C.J. Watson: An Unsolvable Storm (SEASON GRADE)

Previous: Andray Blatche Next: Keith Bogans


By The Numbers: 80 G, 8 GS, 19 MPG, 6.8 PTS, 1.8 RPG, .2.0 AST, 0.8 STL, 0.2 BLK,418 FG%, .780 FT%, 544 TS%, .514 eFG%

Advanced: 13.9 PER, 113 ORtg, 107 DRtg, 17.2 USG%, 2.9 ORB%, 8.4 DRB%, 5.6 TRB%, 17.2 AST%, 2.3 STL%, 0.6 BLK%, 3.8 estimated wins added

C.J. Watson is an unsolvable riddle. All year, I’ve tried to decipher the veteran PG, figure out exactly how much value he had to this Brooklyn team. Is he reliable? Is he unreliable? Should he take important shots that could make or break a game? After 89 games, I still don’t have an answer.

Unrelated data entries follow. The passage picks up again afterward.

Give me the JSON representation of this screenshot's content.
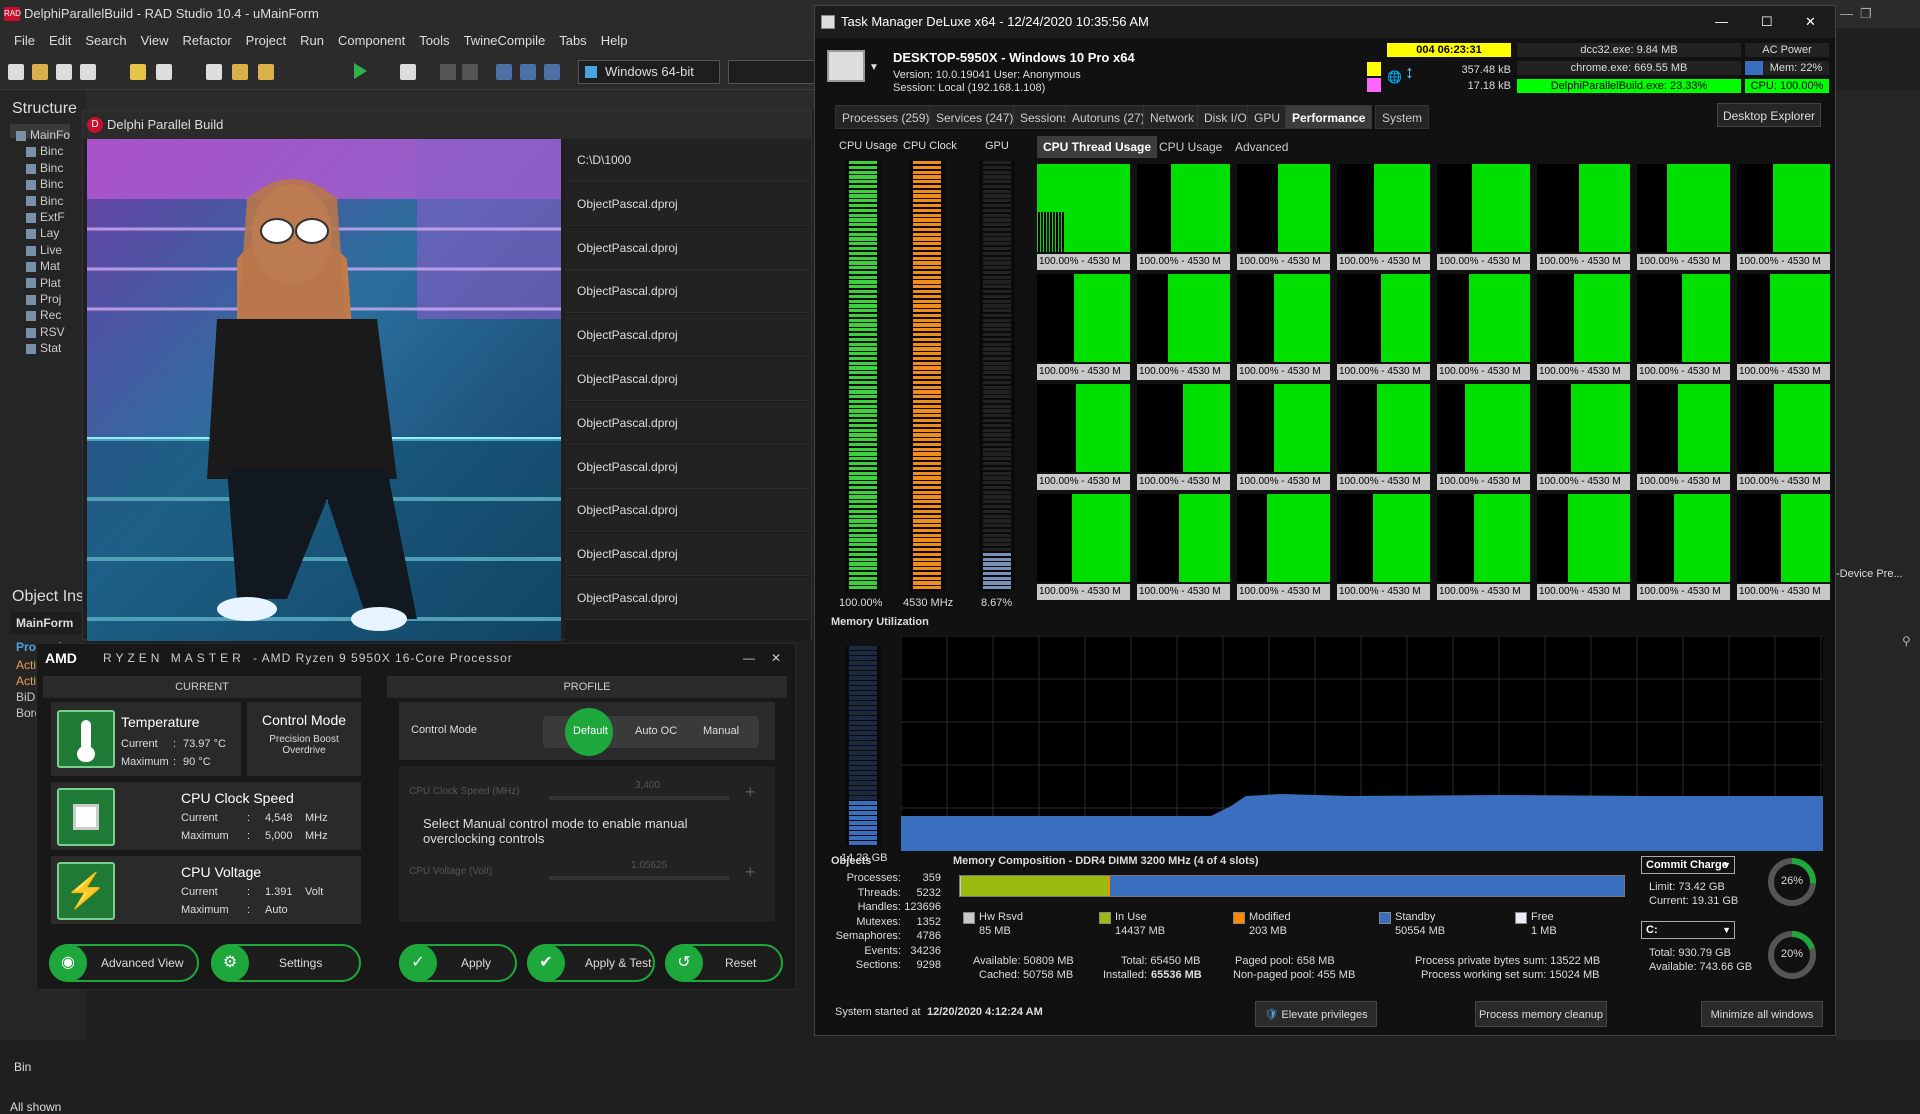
{
  "ide": {
    "title": "DelphiParallelBuild - RAD Studio 10.4 - uMainForm",
    "menu": [
      "File",
      "Edit",
      "Search",
      "View",
      "Refactor",
      "Project",
      "Run",
      "Component",
      "Tools",
      "TwineCompile",
      "Tabs",
      "Help"
    ],
    "platform": "Windows 64-bit",
    "structure_title": "Structure",
    "structure_items": [
      "MainFo",
      "Binc",
      "Binc",
      "Binc",
      "Binc",
      "ExtF",
      "Lay",
      "Live",
      "Mat",
      "Plat",
      "Proj",
      "Rec",
      "RSV",
      "Stat"
    ],
    "object_inspector_title": "Object Ins",
    "object_inspector_selected": "MainForm",
    "properties_tab": "Properties",
    "properties": [
      "Action",
      "ActiveCo",
      "BiDiMode",
      "Border"
    ],
    "bottom_label": "Bin",
    "status": "All shown",
    "right_fragment": "-Device Pre..."
  },
  "dpb": {
    "title": "Delphi Parallel Build",
    "items": [
      "C:\\D\\1000",
      "ObjectPascal.dproj",
      "ObjectPascal.dproj",
      "ObjectPascal.dproj",
      "ObjectPascal.dproj",
      "ObjectPascal.dproj",
      "ObjectPascal.dproj",
      "ObjectPascal.dproj",
      "ObjectPascal.dproj",
      "ObjectPascal.dproj",
      "ObjectPascal.dproj"
    ]
  },
  "ryzen": {
    "brand": "AMD",
    "title": "RYZEN MASTER",
    "processor": "- AMD Ryzen 9 5950X 16-Core Processor",
    "current_header": "CURRENT",
    "profile_header": "PROFILE",
    "temperature": {
      "label": "Temperature",
      "current_label": "Current",
      "current": "73.97 °C",
      "max_label": "Maximum",
      "max": "90 °C"
    },
    "control_mode": {
      "label": "Control Mode",
      "value": "Precision Boost Overdrive"
    },
    "cpu_clock": {
      "label": "CPU Clock Speed",
      "current_label": "Current",
      "current": "4,548",
      "current_unit": "MHz",
      "max_label": "Maximum",
      "max": "5,000",
      "max_unit": "MHz"
    },
    "cpu_voltage": {
      "label": "CPU Voltage",
      "current_label": "Current",
      "current": "1.391",
      "current_unit": "Volt",
      "max_label": "Maximum",
      "max": "Auto"
    },
    "profile_control_mode": "Control Mode",
    "modes": [
      "Default",
      "Auto OC",
      "Manual"
    ],
    "disabled_clock_label": "CPU Clock Speed (MHz)",
    "disabled_clock_value": "3,400",
    "disabled_voltage_label": "CPU Voltage (Volt)",
    "disabled_voltage_value": "1.05625",
    "hint": "Select Manual control mode to enable manual overclocking controls",
    "buttons": [
      "Advanced View",
      "Settings",
      "Apply",
      "Apply & Test",
      "Reset"
    ]
  },
  "tm": {
    "title": "Task Manager DeLuxe x64 - 12/24/2020 10:35:56 AM",
    "host": "DESKTOP-5950X - Windows 10 Pro x64",
    "version": "Version: 10.0.19041   User: Anonymous",
    "session": "Session: Local (192.168.1.108)",
    "uptime": "004 06:23:31",
    "net_up": "357.48 kB",
    "net_down": "17.18 kB",
    "top_procs": [
      "dcc32.exe: 9.84 MB",
      "chrome.exe: 669.55 MB",
      "DelphiParallelBuild.exe: 23.33%"
    ],
    "power": "AC Power",
    "mem_pct": "Mem: 22%",
    "cpu_pct": "CPU: 100.00%",
    "tabs": [
      "Processes (259)",
      "Services (247)",
      "Sessions",
      "Autoruns (27)",
      "Network",
      "Disk I/O",
      "GPU",
      "Performance",
      "System"
    ],
    "desktop_explorer": "Desktop Explorer",
    "meters": {
      "cpu_usage_label": "CPU Usage",
      "cpu_clock_label": "CPU Clock",
      "gpu_label": "GPU",
      "cpu_usage": "100.00%",
      "cpu_clock": "4530 MHz",
      "gpu": "8.67%"
    },
    "subtabs": [
      "CPU Thread Usage",
      "CPU Usage",
      "Advanced"
    ],
    "thread_label": "100.00% - 4530 M",
    "memory_title": "Memory Utilization",
    "memory_used": "14.23 GB",
    "objects": {
      "title": "Objects",
      "rows": [
        [
          "Processes:",
          "359"
        ],
        [
          "Threads:",
          "5232"
        ],
        [
          "Handles:",
          "123696"
        ],
        [
          "Mutexes:",
          "1352"
        ],
        [
          "Semaphores:",
          "4786"
        ],
        [
          "Events:",
          "34236"
        ],
        [
          "Sections:",
          "9298"
        ]
      ]
    },
    "composition_title": "Memory Composition - DDR4 DIMM 3200 MHz (4 of 4 slots)",
    "legend": [
      {
        "label": "Hw Rsvd",
        "value": "85 MB",
        "color": "#c8c8c8"
      },
      {
        "label": "In Use",
        "value": "14437 MB",
        "color": "#99bb11"
      },
      {
        "label": "Modified",
        "value": "203 MB",
        "color": "#ff8800"
      },
      {
        "label": "Standby",
        "value": "50554 MB",
        "color": "#3a6fbf"
      },
      {
        "label": "Free",
        "value": "1 MB",
        "color": "#e8eef8"
      }
    ],
    "available": "Available: 50809 MB",
    "cached": "Cached: 50758 MB",
    "total": "Total: 65450 MB",
    "installed_label": "Installed:",
    "installed": "65536 MB",
    "paged": "Paged pool: 658 MB",
    "nonpaged": "Non-paged pool: 455 MB",
    "private_bytes": "Process private bytes sum: 13522 MB",
    "working_set": "Process working set sum: 15024 MB",
    "commit": {
      "label": "Commit Charge",
      "limit": "Limit: 73.42 GB",
      "current": "Current: 19.31 GB",
      "pct": "26%",
      "fraction": 0.26
    },
    "drive": {
      "label": "C:",
      "total": "Total: 930.79 GB",
      "available": "Available: 743.66 GB",
      "pct": "20%",
      "fraction": 0.2
    },
    "system_started_label": "System started at",
    "system_started": "12/20/2020 4:12:24 AM",
    "elevate": "Elevate privileges",
    "cleanup": "Process memory cleanup",
    "minimize": "Minimize all windows"
  }
}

There’s really not much to say about Watson as a ballplayer. He played his role, every single night. He hit threes, he played solid defense and provided nice minutes when Deron Williams needed a break. He took some bad shots, but he hit just as many crazy ones, too.  Which is still why we can’t quite figure C.J. Watson out.

More than anything, C.J. Watson brought stability. In the past, Nets teams have gone from Deron Williams or Devin Harris to… Jordan Farmar? Sundiata Gaines? What C.J. Watson gave Brooklyn was the ability to breathe when Williams wasn’t on the floor. A safety net. Whether it was hitting a three with the bench mob early in the half, or that same three inexplicably late in the fourth, it was comforting to know that there was another capable point guard and shooter on the roster.

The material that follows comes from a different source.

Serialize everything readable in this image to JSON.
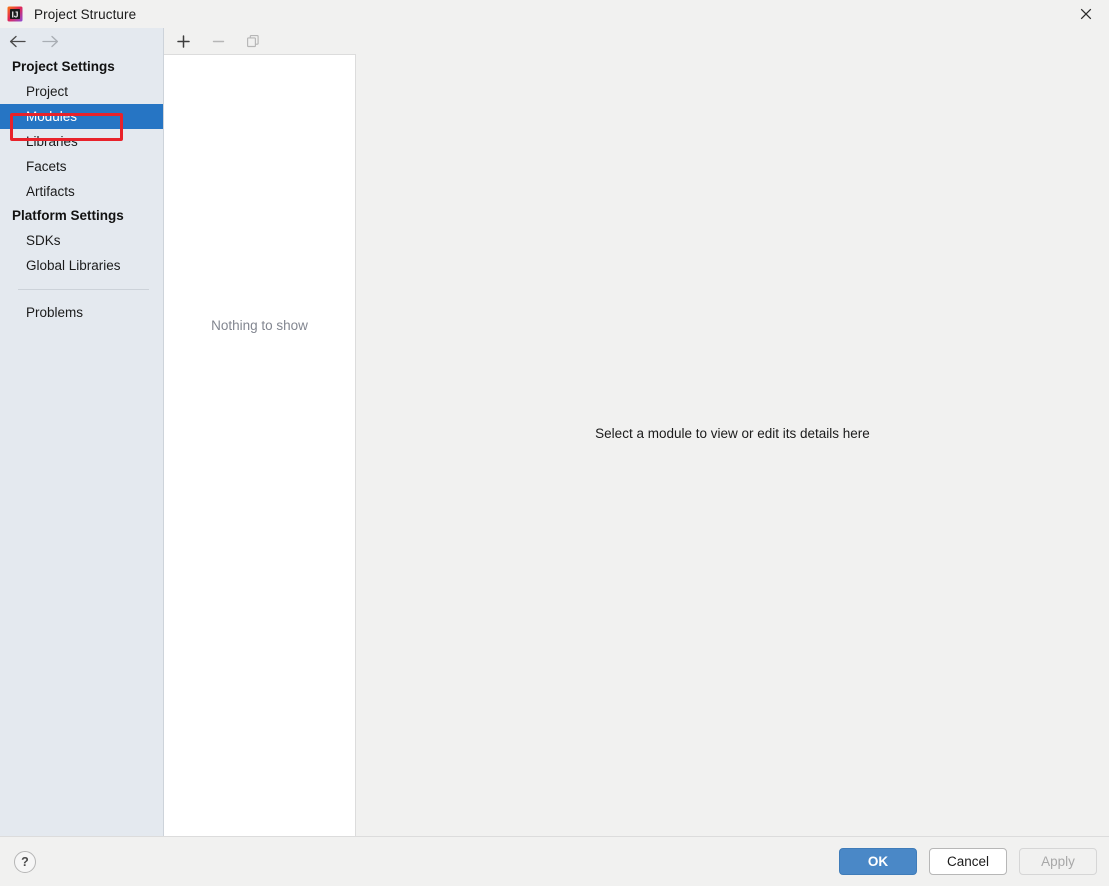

WATCH: C.J. Watson’s Top 10 Plays of 2012-13

Watson has the most infuriating ability to make you happy one second and hate him the next. For all intents and purposes, Watson filled his role perfectly and knew exactly where he fit. Need a blow Deron? Here comes C.J. Need a big shot? Here comes C.J. Need someone to rile Nate Robinson up? Here comes C.J. Quiet and soft-spoken, it was Watson who often showed up in the season’s biggest moments. So why can’t we figure him out?

Watson’s biggest moment this season was also his worst; during a stretch of miserable basketball in which the Brooklyn Nets, up sixteen with under five minutes to play, practically handed the Bulls the game on a silver platter. With a chance to put the Nets up 16, C.J. Watson missed a wide-open dunk, and Nets fans were ready to sacrifice him to the basketball gods.

And yet, that’s why we love CJ Watson. He’s easy to love when he’s wrestling on the scorer’s table with Robinson because his twitter handle is @quietstorm_32; but he’s so easy to hate when we’re all looking for a scapegoat. He’s easy to get frustrated with when Taylor gets another DNP as Watson goes 1-4 from the field. He’s easy to love, too, when he goes 4-4 from three and drops 25 points on Denver.

Watson is Russian Roulette. Which C.J. will show up today? He hits threes as he walks into the locker room and misses series-defining dunks. He’s up, down, and even all at the same time. His defense was satisfactory and he never backed down from anyone, most notably the aforementioned Nate Robinson. He never spoke out or spoke up, he just played his role.

HIGH POINT: His 25-point outburst against Denver right before the All-Star Break:

LOW POINT: That dunk against Chicago. Without question. Nightmares forever.

UGLY MOMENT: It wasn’t immediately clear why C.J. Watson and Nate Robinson disliked each other so much, but once we learned that Robinson is close with Floyd Mayweather, things started to make more sense.

Final Grade:

Previous: Andray Blatche Next: Keith Bogans

Full List:
Deron Williams | Joe Johnson | Gerald Wallace | Reggie Evans | Brook Lopez | Andray Blatche | C.J. Watson | Keith Bogans | Kris Humphries | MarShon Brooks | Mirza Teletovic | Tyshawn Taylor | Tornike Shengelia